Driving home from work today, I passed a broken down big rig that had pulled over to the side of the road. Me, I was eager to get home and get my weekend started. TGIF! Then as I passed the truck, I felt a great deal of sympathy for the truck driver, whoever he or she was and then almost guilty because I was almost home while this driver wasn't going anywhere.
It was dark already when I passed the truck, so I don't know if it was someone from out of state or a local truck. Being stranded only a few miles from home would be depressing, but not nearly as bad as being stranded on an unknown highway by a small town you have never heard of (and believe me, this guy was stranded exactly there), on a Friday night... which from what I understand is most people's favorite night of the week.
Whether the truck driver had to call their family who were waiting at home, eager to go out for dinner to celebrate the end of the week, or they were waiting to reach a truck stop to hang with fellow truckers and soak up some companionship after several hours on the road, breaking down would certainly mean a less than thrilling start on the weekend.
I'm fairly sure things will just roll downhill from there for awhile. Once the trucker has been rescued and the rig has been towed, no doubt there is a big repair bill waiting at the end of that tunnel and perhaps, just perhaps, the rig that was once new and shiney is participating on one of its last runs. It's sad.
Apart from feeling sad on behalf of the stranded trucker, I also felt happy in an odd sort of way. On my "My Space" profile, there is a box where I typed in "People that I admire"....
One of my answers is in fact "truckers stranded on the side of the road".
I feel that truckers make certain sacrifices in their lives on behalf of all of us. Without big rigs hauling goods up and down the interstate, what would we do? We'd have no clothes, no food, no iPods, no TVs... or if we did have these things, it would mean we had done one heck of a job fetching our items after purchasing them. What would we do? Rent a trailer and drive to Michigan for our new Ford pickup truck? Rent a car and drive to Seattle for our Microsoft Windows? (Oh, but wait...where would we get the car and the trailer from? We would have to WALK to a car plant, rent a car and then drive....oh geez! My head!)
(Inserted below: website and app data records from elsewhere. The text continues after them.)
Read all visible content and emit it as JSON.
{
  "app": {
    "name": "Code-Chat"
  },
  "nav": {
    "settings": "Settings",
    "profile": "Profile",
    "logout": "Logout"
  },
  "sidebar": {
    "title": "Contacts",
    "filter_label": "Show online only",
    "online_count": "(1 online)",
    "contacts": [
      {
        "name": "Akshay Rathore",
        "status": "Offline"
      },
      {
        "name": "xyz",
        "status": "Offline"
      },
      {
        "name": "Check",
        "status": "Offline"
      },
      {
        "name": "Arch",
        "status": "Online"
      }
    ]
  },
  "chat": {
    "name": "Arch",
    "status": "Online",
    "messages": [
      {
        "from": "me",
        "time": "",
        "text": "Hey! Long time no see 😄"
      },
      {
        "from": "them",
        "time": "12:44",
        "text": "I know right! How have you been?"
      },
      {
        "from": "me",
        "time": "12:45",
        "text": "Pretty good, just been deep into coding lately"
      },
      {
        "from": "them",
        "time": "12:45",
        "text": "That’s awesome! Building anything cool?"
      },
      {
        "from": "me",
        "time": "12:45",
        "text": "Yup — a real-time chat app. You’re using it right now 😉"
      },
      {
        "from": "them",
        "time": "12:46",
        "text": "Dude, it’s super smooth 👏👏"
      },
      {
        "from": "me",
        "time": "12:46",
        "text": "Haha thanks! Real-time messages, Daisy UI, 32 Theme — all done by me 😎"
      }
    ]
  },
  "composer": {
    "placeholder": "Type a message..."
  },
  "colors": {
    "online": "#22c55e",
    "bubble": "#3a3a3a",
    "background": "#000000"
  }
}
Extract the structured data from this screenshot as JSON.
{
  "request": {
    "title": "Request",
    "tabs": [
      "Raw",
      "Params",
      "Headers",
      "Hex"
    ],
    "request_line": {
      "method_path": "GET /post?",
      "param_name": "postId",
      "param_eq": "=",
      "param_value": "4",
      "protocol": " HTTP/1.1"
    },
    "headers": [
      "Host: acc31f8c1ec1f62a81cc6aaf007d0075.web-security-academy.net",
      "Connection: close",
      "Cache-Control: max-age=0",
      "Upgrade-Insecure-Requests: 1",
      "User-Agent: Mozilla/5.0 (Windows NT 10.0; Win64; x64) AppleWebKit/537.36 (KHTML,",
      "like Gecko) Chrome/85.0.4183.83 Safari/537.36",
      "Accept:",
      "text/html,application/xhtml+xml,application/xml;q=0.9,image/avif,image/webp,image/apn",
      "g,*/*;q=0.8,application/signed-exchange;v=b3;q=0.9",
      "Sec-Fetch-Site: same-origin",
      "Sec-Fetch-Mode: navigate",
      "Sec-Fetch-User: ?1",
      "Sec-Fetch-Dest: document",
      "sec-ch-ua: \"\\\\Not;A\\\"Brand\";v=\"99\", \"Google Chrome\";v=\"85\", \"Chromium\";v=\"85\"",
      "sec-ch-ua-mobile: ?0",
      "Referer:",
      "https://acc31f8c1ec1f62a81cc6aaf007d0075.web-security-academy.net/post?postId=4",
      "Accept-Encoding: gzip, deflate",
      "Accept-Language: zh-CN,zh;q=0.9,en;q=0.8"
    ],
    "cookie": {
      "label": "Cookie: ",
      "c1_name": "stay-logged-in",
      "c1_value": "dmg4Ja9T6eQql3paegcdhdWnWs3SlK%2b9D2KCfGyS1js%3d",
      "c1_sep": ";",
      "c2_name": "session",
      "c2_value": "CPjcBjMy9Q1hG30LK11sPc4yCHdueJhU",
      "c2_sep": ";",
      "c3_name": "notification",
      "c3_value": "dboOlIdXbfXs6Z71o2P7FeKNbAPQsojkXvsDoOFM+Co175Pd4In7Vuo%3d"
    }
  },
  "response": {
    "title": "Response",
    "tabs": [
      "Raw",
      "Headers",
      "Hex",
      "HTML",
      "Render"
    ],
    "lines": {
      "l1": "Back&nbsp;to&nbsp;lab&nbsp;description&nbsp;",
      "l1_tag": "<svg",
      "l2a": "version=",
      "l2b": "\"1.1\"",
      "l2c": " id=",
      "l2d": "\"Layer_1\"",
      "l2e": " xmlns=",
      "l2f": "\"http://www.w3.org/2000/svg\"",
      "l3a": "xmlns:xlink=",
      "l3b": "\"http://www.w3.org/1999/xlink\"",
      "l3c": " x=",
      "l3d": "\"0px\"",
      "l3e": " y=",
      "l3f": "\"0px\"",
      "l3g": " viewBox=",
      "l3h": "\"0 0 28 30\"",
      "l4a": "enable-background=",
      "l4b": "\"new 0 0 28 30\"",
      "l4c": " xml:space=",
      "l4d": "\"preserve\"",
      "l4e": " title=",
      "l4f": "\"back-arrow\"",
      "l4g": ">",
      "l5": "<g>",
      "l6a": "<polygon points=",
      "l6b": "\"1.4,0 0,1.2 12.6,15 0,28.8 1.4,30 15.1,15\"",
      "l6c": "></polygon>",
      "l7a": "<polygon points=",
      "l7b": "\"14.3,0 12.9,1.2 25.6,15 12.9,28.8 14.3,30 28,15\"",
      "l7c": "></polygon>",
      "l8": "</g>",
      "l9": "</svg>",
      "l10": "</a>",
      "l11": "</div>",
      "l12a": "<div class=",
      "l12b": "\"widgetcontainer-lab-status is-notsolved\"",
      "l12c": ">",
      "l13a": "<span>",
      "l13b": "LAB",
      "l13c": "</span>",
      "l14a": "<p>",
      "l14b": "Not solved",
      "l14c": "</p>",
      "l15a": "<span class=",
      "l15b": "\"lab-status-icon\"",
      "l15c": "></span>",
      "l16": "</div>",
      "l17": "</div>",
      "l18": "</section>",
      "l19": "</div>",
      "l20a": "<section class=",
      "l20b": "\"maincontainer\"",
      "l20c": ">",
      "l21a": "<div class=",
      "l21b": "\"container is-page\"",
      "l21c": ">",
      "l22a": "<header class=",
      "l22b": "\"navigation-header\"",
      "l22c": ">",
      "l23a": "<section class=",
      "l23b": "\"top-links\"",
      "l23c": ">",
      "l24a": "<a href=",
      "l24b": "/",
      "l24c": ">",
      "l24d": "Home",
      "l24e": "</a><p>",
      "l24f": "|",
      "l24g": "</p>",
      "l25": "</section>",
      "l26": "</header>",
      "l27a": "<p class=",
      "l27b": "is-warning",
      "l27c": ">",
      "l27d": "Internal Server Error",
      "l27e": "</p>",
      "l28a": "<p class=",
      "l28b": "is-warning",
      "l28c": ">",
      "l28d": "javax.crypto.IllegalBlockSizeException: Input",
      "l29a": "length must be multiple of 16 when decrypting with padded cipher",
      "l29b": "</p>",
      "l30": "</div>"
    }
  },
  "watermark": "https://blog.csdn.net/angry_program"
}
Anyway, you get my drift? Without trucks and truck drivers, we'd be pretty screwed.
So when I see a driver stranded on the side of the road like that, I feel proud because I'm looking at a man or a woman who is hard working, who is pulling their weight in society (literally!), to make a living and make a life for themselves. In the process they are improving our lives by bringing us the goods we desire so much. And most likely, he or she loves their job. The few truck drivers I've known in my life so far, really loved their job. I totally respect that.
Far too many people are stuck in jobs they don't enjoy.
Tonight's stranded trucker was a lone one, but oftentimes I see that helpful samaritans stop to help the trucker out. Now, I am assuming that a person probably wouldn't pull over to help a big rig unless they knew something about fixing big rigs... i.e the samaritan is most likely another truck driver... Based on this, it seems to me that the comradery within the trucking business is a strong one. It's nice to see. Regardless of whether the helping hands are those of truckers or just regular passer-bys who wanted to help, it's nice to see that people are still willing to help each other out.
A couple of hours have gone by since I got home, and I hope the trucker has been rescued by now. Perhaps the broken part was a minor one that was not too expensive to fix. Hopefully it didn't put too big of a delay on his route, hopefully the dinner is still warm for him when he gets home... or perhaps there's a cold beer waiting at a truck stop somewhere, along with some good company.
(This is what I envision when I pass a stranded big rig... I guess people
have been stranded for as long as they've been able to travel :))